Milwaukee, WIB. John Schratik
pleaded guilty of attempting to mur
der Theodore Roosevelt and tn his
plea he Bought to distinguish be
tween an assault on Roosevelt as a
"menace," and an attack on Roosevelt
as a citizen. Municipal Judge Backus
announced upon reading a petition of
District Attorney Zabel that he would
later name a commission to examine
Schrank's mental condition.
Spanish Premier Assassinated.
Madrid.—The assassination of Pre
mier Canalejas took place In the
Puerta del Sol, in front of a bookstall
near the entry of the Ministry of the
Interior. Martin fired four shots at
close range and three of the bullets
struck the premier who fell on the
sidewalk and died immediately. Some
bystanders seized the assassin and
handed him over to the police.
Six Killed In Powder Explosion,
Gary, Ind. —Six workmen were kill
ed by an explosion of two thousand
pounds of dynamite in one of the pack
houses at the Aetna Powder Com
pany's plant here. The men who lost
their lives had arrived at the plant
for the day's work and were repairing
one of the packing machines when the
Ohio Approves Amendment.
Washington.-—Just a year late* the
State Department received the requir
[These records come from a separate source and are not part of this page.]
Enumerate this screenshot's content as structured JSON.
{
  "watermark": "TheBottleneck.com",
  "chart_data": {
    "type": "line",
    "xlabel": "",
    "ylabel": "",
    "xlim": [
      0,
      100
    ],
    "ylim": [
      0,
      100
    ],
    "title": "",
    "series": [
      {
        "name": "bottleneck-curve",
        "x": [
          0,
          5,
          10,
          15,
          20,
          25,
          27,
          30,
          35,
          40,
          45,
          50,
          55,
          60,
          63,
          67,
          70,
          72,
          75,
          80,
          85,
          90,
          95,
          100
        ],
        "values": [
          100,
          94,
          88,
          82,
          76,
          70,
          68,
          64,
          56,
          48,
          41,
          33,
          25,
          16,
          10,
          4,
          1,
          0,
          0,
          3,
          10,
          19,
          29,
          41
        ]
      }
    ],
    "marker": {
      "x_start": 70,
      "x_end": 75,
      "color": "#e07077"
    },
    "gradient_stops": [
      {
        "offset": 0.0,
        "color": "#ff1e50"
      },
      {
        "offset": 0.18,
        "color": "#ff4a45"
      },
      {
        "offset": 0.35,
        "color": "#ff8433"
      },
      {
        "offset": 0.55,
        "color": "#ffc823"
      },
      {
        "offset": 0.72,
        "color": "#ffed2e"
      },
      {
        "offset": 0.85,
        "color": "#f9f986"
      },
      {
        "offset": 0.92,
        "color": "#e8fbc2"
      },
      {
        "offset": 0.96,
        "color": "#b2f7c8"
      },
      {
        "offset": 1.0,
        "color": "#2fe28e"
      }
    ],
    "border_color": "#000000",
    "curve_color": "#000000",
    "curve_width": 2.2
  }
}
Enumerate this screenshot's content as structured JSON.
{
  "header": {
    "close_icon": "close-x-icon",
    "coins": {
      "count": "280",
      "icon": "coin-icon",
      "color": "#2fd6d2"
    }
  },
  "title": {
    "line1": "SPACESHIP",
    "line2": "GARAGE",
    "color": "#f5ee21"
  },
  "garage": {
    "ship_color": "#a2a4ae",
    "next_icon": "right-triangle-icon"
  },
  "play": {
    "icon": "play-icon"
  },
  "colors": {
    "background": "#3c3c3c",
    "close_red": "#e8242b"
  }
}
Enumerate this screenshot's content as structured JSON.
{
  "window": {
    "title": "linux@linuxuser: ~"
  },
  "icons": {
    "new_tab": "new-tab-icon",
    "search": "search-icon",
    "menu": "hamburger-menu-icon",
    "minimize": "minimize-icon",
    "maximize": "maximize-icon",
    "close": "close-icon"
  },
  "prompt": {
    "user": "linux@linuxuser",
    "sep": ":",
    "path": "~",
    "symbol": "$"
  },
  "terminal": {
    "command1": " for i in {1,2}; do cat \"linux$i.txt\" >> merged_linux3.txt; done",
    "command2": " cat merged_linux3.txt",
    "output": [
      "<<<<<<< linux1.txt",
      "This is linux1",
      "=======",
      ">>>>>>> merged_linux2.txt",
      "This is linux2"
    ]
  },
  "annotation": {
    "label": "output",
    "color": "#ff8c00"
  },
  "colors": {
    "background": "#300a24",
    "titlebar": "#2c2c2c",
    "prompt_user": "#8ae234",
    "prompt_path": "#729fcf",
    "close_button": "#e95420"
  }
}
ed legal notice of the approval by the
state of Ohio of. the proposed consti
tutional income tax amendment. Twc
afljrmatlve votes are yet required to
afford the three-fourths vot« prescrlb-
Ed by the Constitution to secure the
adoption of the amendment, with ten
states yet to be heard from.
Corn Clubs Show Record Yields.
Washington.—Reports to Director
Galloway of the bureau of plant in
dustry, indicate record yields in the
crops planted by the boys' corn clubs
throughout the country, especially in
the South. The primary intention is
to teach the boys on the farms the
possibilities of the land. The boys
producing the greatest yields at mod
erate e' ense win prizes offered by
state officials, county organisations
and private individuals. The Depart
ment of Agriculture advises as to the
method of organizing clubs. -
Turks Still Meet Heavy Defeat.
Sofia, Bulgaria.—The situation of
the Bulgarian troops. Investing Adrian
ople and on the Tchatalja line in front
of Constantinople ia the subject of
many rumors owing to the absence oi
any official dispatches from the front.
It is known that the Bulgarian troops
have opened their attack,on the Telia
talja forts but no details of the fight
ing have been received. The Bulgar
tan and Servian troops engaged In th«
■lege of Adrlanople are working in
. I -k, . ' ••-r * , t *s